Meetings are conducted with employees so they understand the need for a BBS checklist. They accept the fact that accidents and injuries on the job will decline as a safety checklist is utilized. Management indicates that employees will be involved in all facets of the checklist creation. Workforce observations are the backbone of behavior-based safety checklists, thus the workforce understands that they will all search for safety hazards and fix them. Communication and trust among members of the organization increases as the team concept toward safety is developed.
A company’s at-risk behaviors are determined and used as the basis of the safety checklist. This data results from the safety surveys completed by all employees. Management interviews workers and records their input. Accident and injury reports are analyzed. Common tasks are observed. Notes are taken as to the types of tools, clothing and gear that are utilized and employees note their effectiveness.
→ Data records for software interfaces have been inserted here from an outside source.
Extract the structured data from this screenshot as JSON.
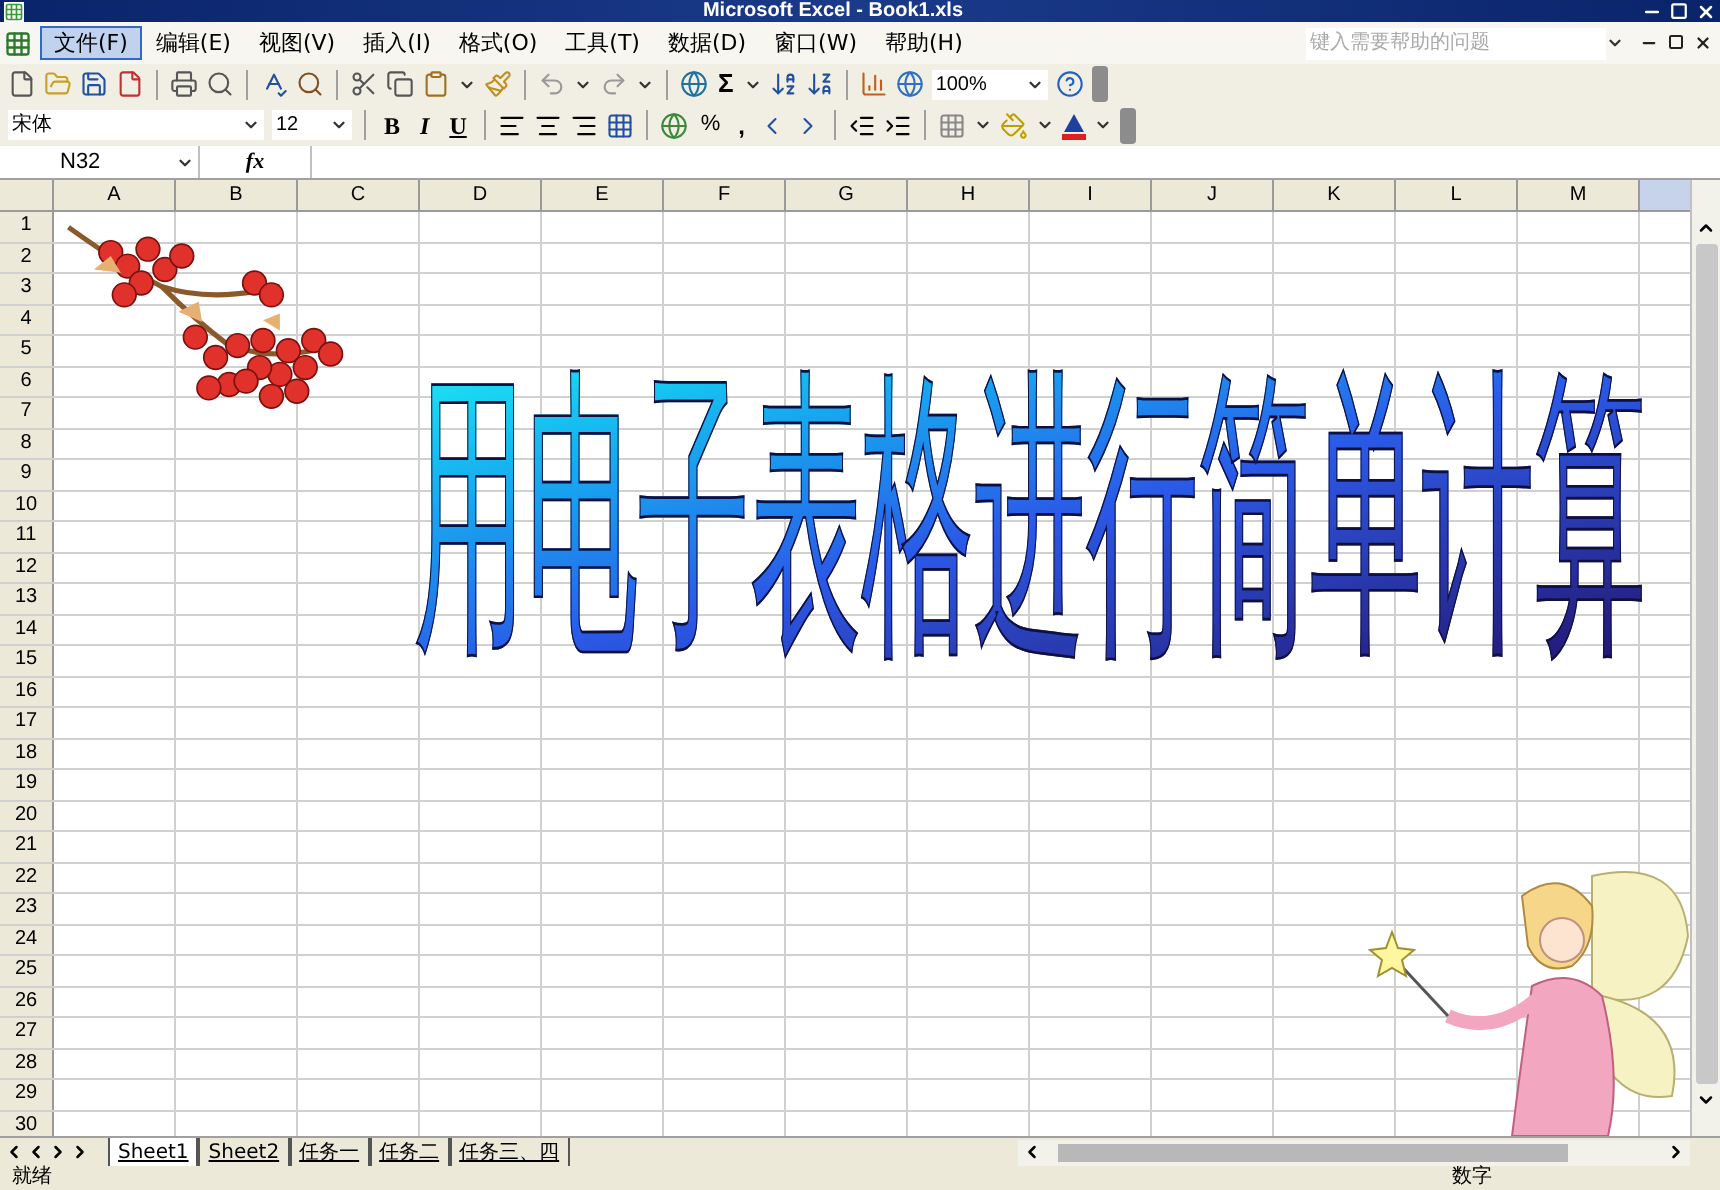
{
  "window": {
    "title": "Microsoft Excel - Book1.xls"
  },
  "menu": [
    {
      "label": "文件(F)",
      "selected": true
    },
    {
      "label": "编辑(E)",
      "selected": false
    },
    {
      "label": "视图(V)",
      "selected": false
    },
    {
      "label": "插入(I)",
      "selected": false
    },
    {
      "label": "格式(O)",
      "selected": false
    },
    {
      "label": "工具(T)",
      "selected": false
    },
    {
      "label": "数据(D)",
      "selected": false
    },
    {
      "label": "窗口(W)",
      "selected": false
    },
    {
      "label": "帮助(H)",
      "selected": false
    }
  ],
  "help_search": {
    "placeholder": "键入需要帮助的问题"
  },
  "standard_toolbar": {
    "autosum": "Σ",
    "zoom": "100%"
  },
  "formatting_toolbar": {
    "font": "宋体",
    "size": "12",
    "bold": "B",
    "italic": "I",
    "underline": "U",
    "percent": "%",
    "comma": ","
  },
  "formula_bar": {
    "name_box": "N32",
    "fx": "fx"
  },
  "columns": [
    "A",
    "B",
    "C",
    "D",
    "E",
    "F",
    "G",
    "H",
    "I",
    "J",
    "K",
    "L",
    "M"
  ],
  "rows": [
    "1",
    "2",
    "3",
    "4",
    "5",
    "6",
    "7",
    "8",
    "9",
    "10",
    "11",
    "12",
    "13",
    "14",
    "15",
    "16",
    "17",
    "18",
    "19",
    "20",
    "21",
    "22",
    "23",
    "24",
    "25",
    "26",
    "27",
    "28",
    "29",
    "30"
  ],
  "wordart": "用电子表格进行简单计算",
  "sheet_tabs": [
    {
      "label": "Sheet1",
      "selected": true
    },
    {
      "label": "Sheet2",
      "selected": false
    },
    {
      "label": "任务一",
      "selected": false
    },
    {
      "label": "任务二",
      "selected": false
    },
    {
      "label": "任务三、四",
      "selected": false
    }
  ],
  "status_bar": {
    "state": "就绪",
    "mode": "数字"
  }
}
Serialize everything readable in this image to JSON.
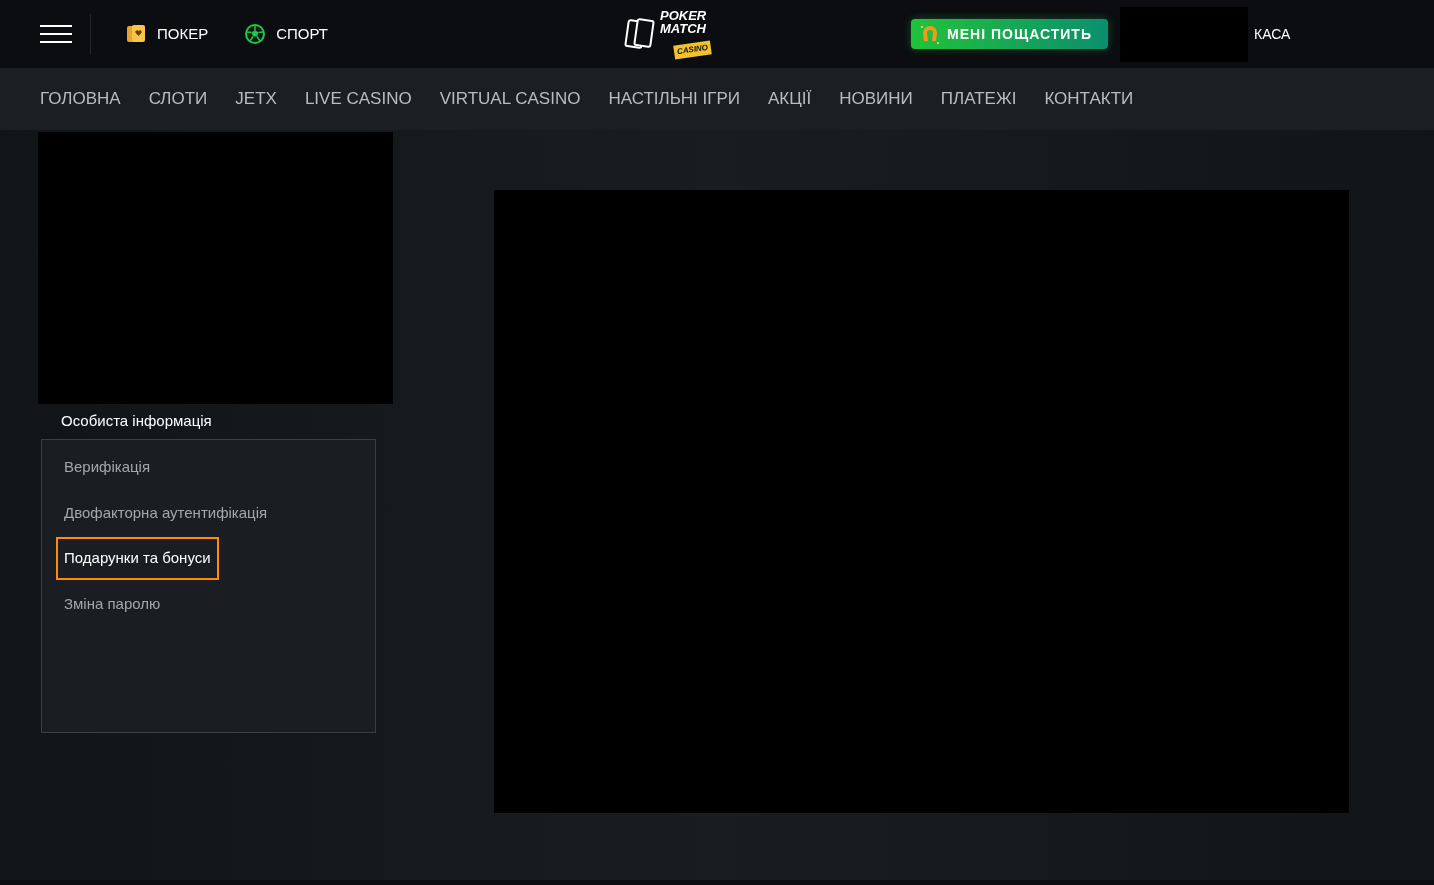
{
  "header": {
    "top_links": [
      {
        "kind": "cards",
        "label": "ПОКЕР"
      },
      {
        "kind": "ball",
        "label": "СПОРТ"
      }
    ],
    "logo": {
      "line_1": "POKER",
      "line_2": "MATCH",
      "badge": "CASINO"
    },
    "promo_button": "МЕНІ ПОЩАСТИТЬ",
    "cashier_link": "КАСА"
  },
  "nav": [
    {
      "label": "ГОЛОВНА"
    },
    {
      "label": "СЛОТИ"
    },
    {
      "label": "JETX"
    },
    {
      "label": "LIVE CASINO"
    },
    {
      "label": "VIRTUAL CASINO"
    },
    {
      "label": "НАСТІЛЬНІ ІГРИ"
    },
    {
      "label": "АКЦІЇ"
    },
    {
      "label": "НОВИНИ"
    },
    {
      "label": "ПЛАТЕЖІ"
    },
    {
      "label": "КОНТАКТИ"
    }
  ],
  "sidebar": {
    "heading": "Особиста інформація",
    "items": [
      {
        "label": "Верифікація",
        "selected": false
      },
      {
        "label": "Двофакторна аутентифікація",
        "selected": false
      },
      {
        "label": "Подарунки та бонуси",
        "selected": true
      },
      {
        "label": "Зміна паролю",
        "selected": false
      }
    ]
  }
}
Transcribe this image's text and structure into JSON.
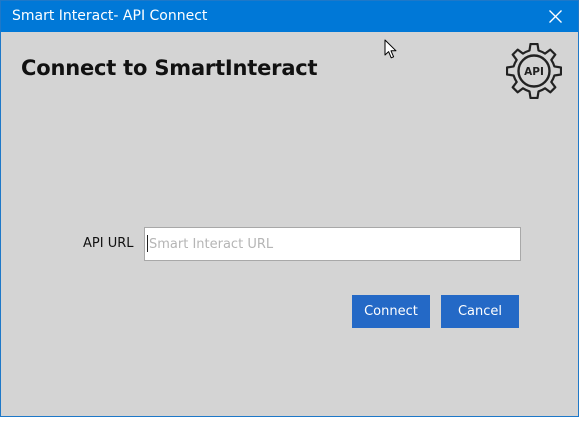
{
  "window": {
    "title": "Smart Interact- API Connect",
    "titlebar_color": "#0078d7",
    "background_color": "#d4d4d4"
  },
  "icons": {
    "close": "close-icon",
    "logo": "api-gear-icon",
    "pointer": "mouse-pointer-icon"
  },
  "main": {
    "heading": "Connect to SmartInteract",
    "logo_text": "API",
    "api_url": {
      "label": "API URL",
      "value": "",
      "placeholder": "Smart Interact URL"
    }
  },
  "buttons": {
    "connect_label": "Connect",
    "cancel_label": "Cancel",
    "color": "#2469c6"
  }
}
At-risk behaviors that emerge from the collected data are used as the basis of the safety checklist. Employees are informed of the results. The organization puts a task force into effect that includes all levels of employees, top to bottom. They establish common goals and determine best practices that will keep all workers safe. The information is typed onto a data sheet checklist. It includes behaviors that will be observed and spots to check off “safe” or “at-risk.” A comment section is added.
Employees observe and monitor one another with the BBS checklists. Employees know in advance that they will be observed. Positive feedback is noted first on the checklist. Behaviors such as the incorrect use of a tool are cited. Potential problems are recorded. The employee and the observer discuss the results and the employee gives explanations and feedback. Suggested behaviors are recommended. Praise is encouraged.
Checklist observations are entered into a computer database. The outcomes are analyzed and compared to previous results. Solutions for potential problems are based on this data. The feedback improves workplace safety features.
Karen LoBello is coauthor of “The Great PJ Elf Chase: A Christmas Eve Tradition.” She began writing in 2009, following a career as a Nevada teacher. LoBello holds a bachelor's degree in K-8 education, a secondary degree in early childhood education and a master's degree in computer education.